> [Task requirements] Every entry that follows must be written out exactly, apart from its pictures.
Start of Block
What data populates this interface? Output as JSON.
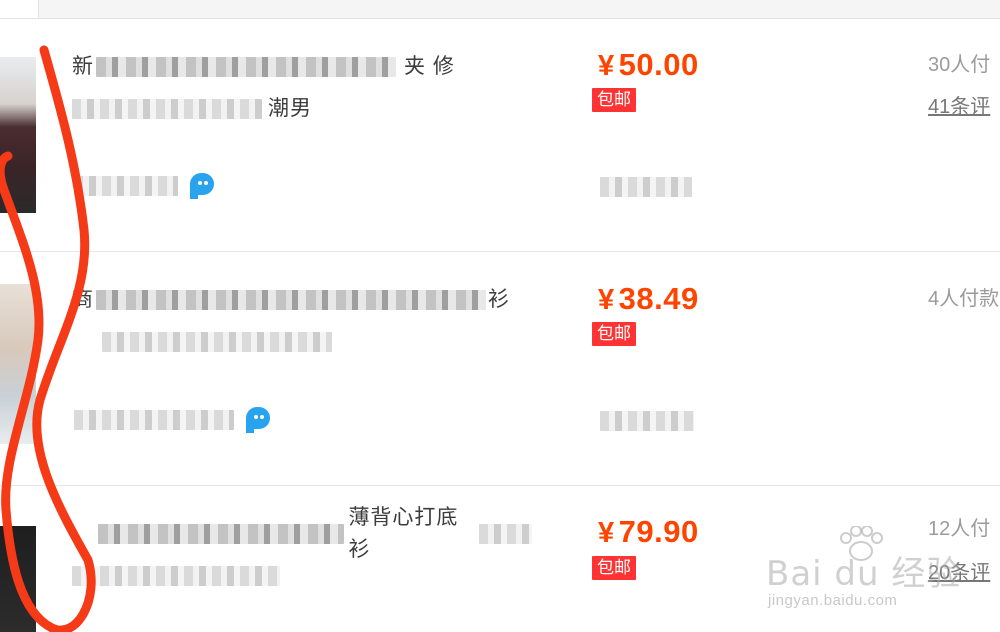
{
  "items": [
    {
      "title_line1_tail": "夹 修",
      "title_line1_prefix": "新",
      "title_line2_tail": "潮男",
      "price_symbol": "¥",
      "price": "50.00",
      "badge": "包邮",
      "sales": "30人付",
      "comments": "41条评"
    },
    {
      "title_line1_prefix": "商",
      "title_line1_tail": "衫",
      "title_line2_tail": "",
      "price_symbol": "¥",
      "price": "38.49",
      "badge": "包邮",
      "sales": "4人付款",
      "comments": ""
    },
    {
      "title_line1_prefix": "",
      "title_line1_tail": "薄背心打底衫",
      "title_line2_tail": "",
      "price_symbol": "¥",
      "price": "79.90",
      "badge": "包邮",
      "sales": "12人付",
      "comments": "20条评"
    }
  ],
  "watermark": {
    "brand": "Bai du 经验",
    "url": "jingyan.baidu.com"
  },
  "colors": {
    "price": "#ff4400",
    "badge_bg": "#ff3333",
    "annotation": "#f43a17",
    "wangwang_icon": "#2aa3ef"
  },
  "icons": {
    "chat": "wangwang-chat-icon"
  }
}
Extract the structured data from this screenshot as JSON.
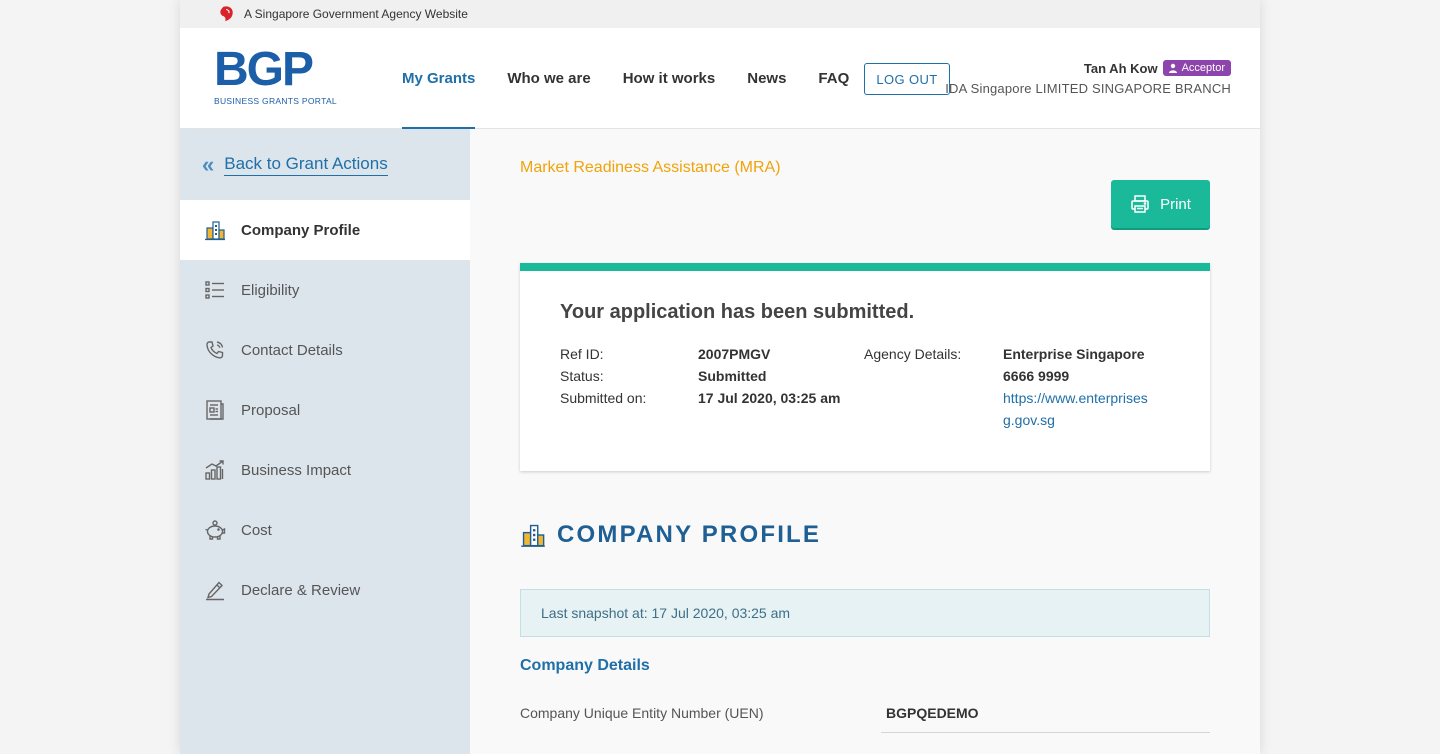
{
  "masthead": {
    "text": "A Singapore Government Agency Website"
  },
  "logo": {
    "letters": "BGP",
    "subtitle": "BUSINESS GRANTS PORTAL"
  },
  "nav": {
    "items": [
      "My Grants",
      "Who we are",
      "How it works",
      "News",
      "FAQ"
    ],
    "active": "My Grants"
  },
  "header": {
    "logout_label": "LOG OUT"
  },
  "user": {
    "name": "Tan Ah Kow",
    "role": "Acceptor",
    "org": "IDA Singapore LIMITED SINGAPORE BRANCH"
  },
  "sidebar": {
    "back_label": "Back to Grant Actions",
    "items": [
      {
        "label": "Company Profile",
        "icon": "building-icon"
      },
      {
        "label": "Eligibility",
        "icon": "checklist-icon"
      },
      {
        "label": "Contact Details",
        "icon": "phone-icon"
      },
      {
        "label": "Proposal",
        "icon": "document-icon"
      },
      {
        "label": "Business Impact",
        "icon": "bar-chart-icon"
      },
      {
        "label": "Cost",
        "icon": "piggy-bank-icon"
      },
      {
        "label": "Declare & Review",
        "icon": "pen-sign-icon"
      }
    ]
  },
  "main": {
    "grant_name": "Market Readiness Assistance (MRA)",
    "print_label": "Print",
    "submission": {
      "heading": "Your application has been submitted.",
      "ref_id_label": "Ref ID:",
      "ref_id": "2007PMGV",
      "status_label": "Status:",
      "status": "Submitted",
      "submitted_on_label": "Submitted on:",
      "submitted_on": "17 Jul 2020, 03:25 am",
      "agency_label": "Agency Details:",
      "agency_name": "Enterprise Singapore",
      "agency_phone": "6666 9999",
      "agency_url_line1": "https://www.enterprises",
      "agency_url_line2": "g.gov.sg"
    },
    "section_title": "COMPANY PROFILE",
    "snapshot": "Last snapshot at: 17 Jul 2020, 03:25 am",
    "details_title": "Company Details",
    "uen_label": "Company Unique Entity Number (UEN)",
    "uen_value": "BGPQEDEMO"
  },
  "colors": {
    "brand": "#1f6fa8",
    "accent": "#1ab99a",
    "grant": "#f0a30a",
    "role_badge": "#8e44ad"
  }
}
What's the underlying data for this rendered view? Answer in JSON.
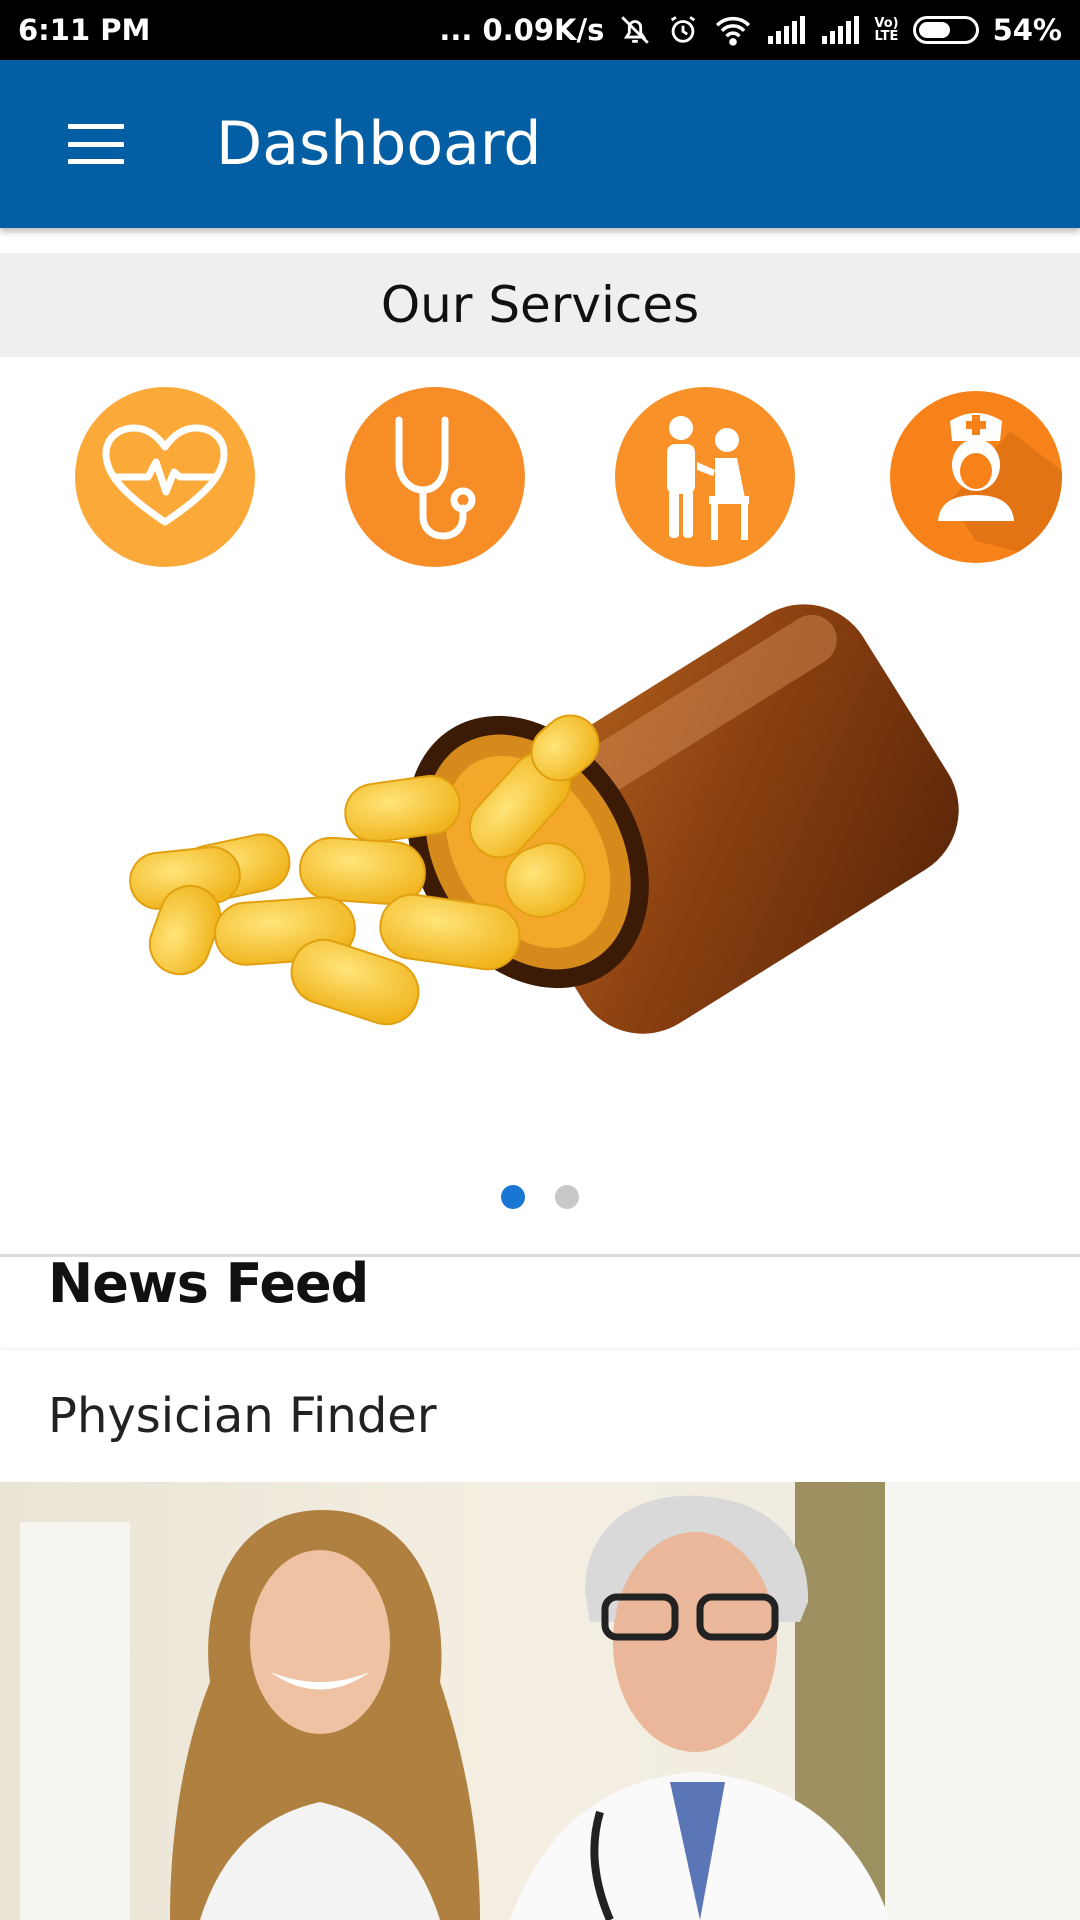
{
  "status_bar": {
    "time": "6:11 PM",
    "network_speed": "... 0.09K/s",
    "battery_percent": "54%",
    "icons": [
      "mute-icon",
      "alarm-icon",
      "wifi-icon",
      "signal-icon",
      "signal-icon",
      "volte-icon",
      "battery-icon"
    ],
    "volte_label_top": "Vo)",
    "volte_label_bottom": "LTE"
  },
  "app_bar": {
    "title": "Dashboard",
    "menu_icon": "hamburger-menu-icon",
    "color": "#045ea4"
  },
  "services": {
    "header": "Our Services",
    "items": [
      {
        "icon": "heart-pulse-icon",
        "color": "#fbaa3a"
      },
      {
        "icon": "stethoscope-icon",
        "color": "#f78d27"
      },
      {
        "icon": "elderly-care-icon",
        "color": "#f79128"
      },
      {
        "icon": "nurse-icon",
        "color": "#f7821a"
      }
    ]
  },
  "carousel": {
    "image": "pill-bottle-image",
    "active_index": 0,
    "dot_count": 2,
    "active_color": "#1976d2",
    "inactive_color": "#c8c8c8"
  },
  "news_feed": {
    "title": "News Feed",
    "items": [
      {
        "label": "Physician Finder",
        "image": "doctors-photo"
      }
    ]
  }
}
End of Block
> [Problem solution]
What data populates this interface? Output as JSON.
{
  "items": [
    {
      "title_line1_tail": "夹 修",
      "title_line1_prefix": "新",
      "title_line2_tail": "潮男",
      "price_symbol": "¥",
      "price": "50.00",
      "badge": "包邮",
      "sales": "30人付",
      "comments": "41条评"
    },
    {
      "title_line1_prefix": "商",
      "title_line1_tail": "衫",
      "title_line2_tail": "",
      "price_symbol": "¥",
      "price": "38.49",
      "badge": "包邮",
      "sales": "4人付款",
      "comments": ""
    },
    {
      "title_line1_prefix": "",
      "title_line1_tail": "薄背心打底衫",
      "title_line2_tail": "",
      "price_symbol": "¥",
      "price": "79.90",
      "badge": "包邮",
      "sales": "12人付",
      "comments": "20条评"
    }
  ],
  "watermark": {
    "brand": "Bai du 经验",
    "url": "jingyan.baidu.com"
  },
  "colors": {
    "price": "#ff4400",
    "badge_bg": "#ff3333",
    "annotation": "#f43a17",
    "wangwang_icon": "#2aa3ef"
  },
  "icons": {
    "chat": "wangwang-chat-icon"
  }
}
Extract the structured data from this screenshot as JSON.
{
  "masthead": {
    "text": "A Singapore Government Agency Website"
  },
  "logo": {
    "letters": "BGP",
    "subtitle": "BUSINESS GRANTS PORTAL"
  },
  "nav": {
    "items": [
      "My Grants",
      "Who we are",
      "How it works",
      "News",
      "FAQ"
    ],
    "active": "My Grants"
  },
  "header": {
    "logout_label": "LOG OUT"
  },
  "user": {
    "name": "Tan Ah Kow",
    "role": "Acceptor",
    "org": "IDA Singapore LIMITED SINGAPORE BRANCH"
  },
  "sidebar": {
    "back_label": "Back to Grant Actions",
    "items": [
      {
        "label": "Company Profile",
        "icon": "building-icon"
      },
      {
        "label": "Eligibility",
        "icon": "checklist-icon"
      },
      {
        "label": "Contact Details",
        "icon": "phone-icon"
      },
      {
        "label": "Proposal",
        "icon": "document-icon"
      },
      {
        "label": "Business Impact",
        "icon": "bar-chart-icon"
      },
      {
        "label": "Cost",
        "icon": "piggy-bank-icon"
      },
      {
        "label": "Declare & Review",
        "icon": "pen-sign-icon"
      }
    ]
  },
  "main": {
    "grant_name": "Market Readiness Assistance (MRA)",
    "print_label": "Print",
    "submission": {
      "heading": "Your application has been submitted.",
      "ref_id_label": "Ref ID:",
      "ref_id": "2007PMGV",
      "status_label": "Status:",
      "status": "Submitted",
      "submitted_on_label": "Submitted on:",
      "submitted_on": "17 Jul 2020, 03:25 am",
      "agency_label": "Agency Details:",
      "agency_name": "Enterprise Singapore",
      "agency_phone": "6666 9999",
      "agency_url_line1": "https://www.enterprises",
      "agency_url_line2": "g.gov.sg"
    },
    "section_title": "COMPANY PROFILE",
    "snapshot": "Last snapshot at: 17 Jul 2020, 03:25 am",
    "details_title": "Company Details",
    "uen_label": "Company Unique Entity Number (UEN)",
    "uen_value": "BGPQEDEMO"
  },
  "colors": {
    "brand": "#1f6fa8",
    "accent": "#1ab99a",
    "grant": "#f0a30a",
    "role_badge": "#8e44ad"
  }
}
What's the underlying data for this rendered view? Answer in JSON.
{
  "status_bar": {
    "time": "6:11 PM",
    "network_speed": "... 0.09K/s",
    "battery_percent": "54%",
    "icons": [
      "mute-icon",
      "alarm-icon",
      "wifi-icon",
      "signal-icon",
      "signal-icon",
      "volte-icon",
      "battery-icon"
    ],
    "volte_label_top": "Vo)",
    "volte_label_bottom": "LTE"
  },
  "app_bar": {
    "title": "Dashboard",
    "menu_icon": "hamburger-menu-icon",
    "color": "#045ea4"
  },
  "services": {
    "header": "Our Services",
    "items": [
      {
        "icon": "heart-pulse-icon",
        "color": "#fbaa3a"
      },
      {
        "icon": "stethoscope-icon",
        "color": "#f78d27"
      },
      {
        "icon": "elderly-care-icon",
        "color": "#f79128"
      },
      {
        "icon": "nurse-icon",
        "color": "#f7821a"
      }
    ]
  },
  "carousel": {
    "image": "pill-bottle-image",
    "active_index": 0,
    "dot_count": 2,
    "active_color": "#1976d2",
    "inactive_color": "#c8c8c8"
  },
  "news_feed": {
    "title": "News Feed",
    "items": [
      {
        "label": "Physician Finder",
        "image": "doctors-photo"
      }
    ]
  }
}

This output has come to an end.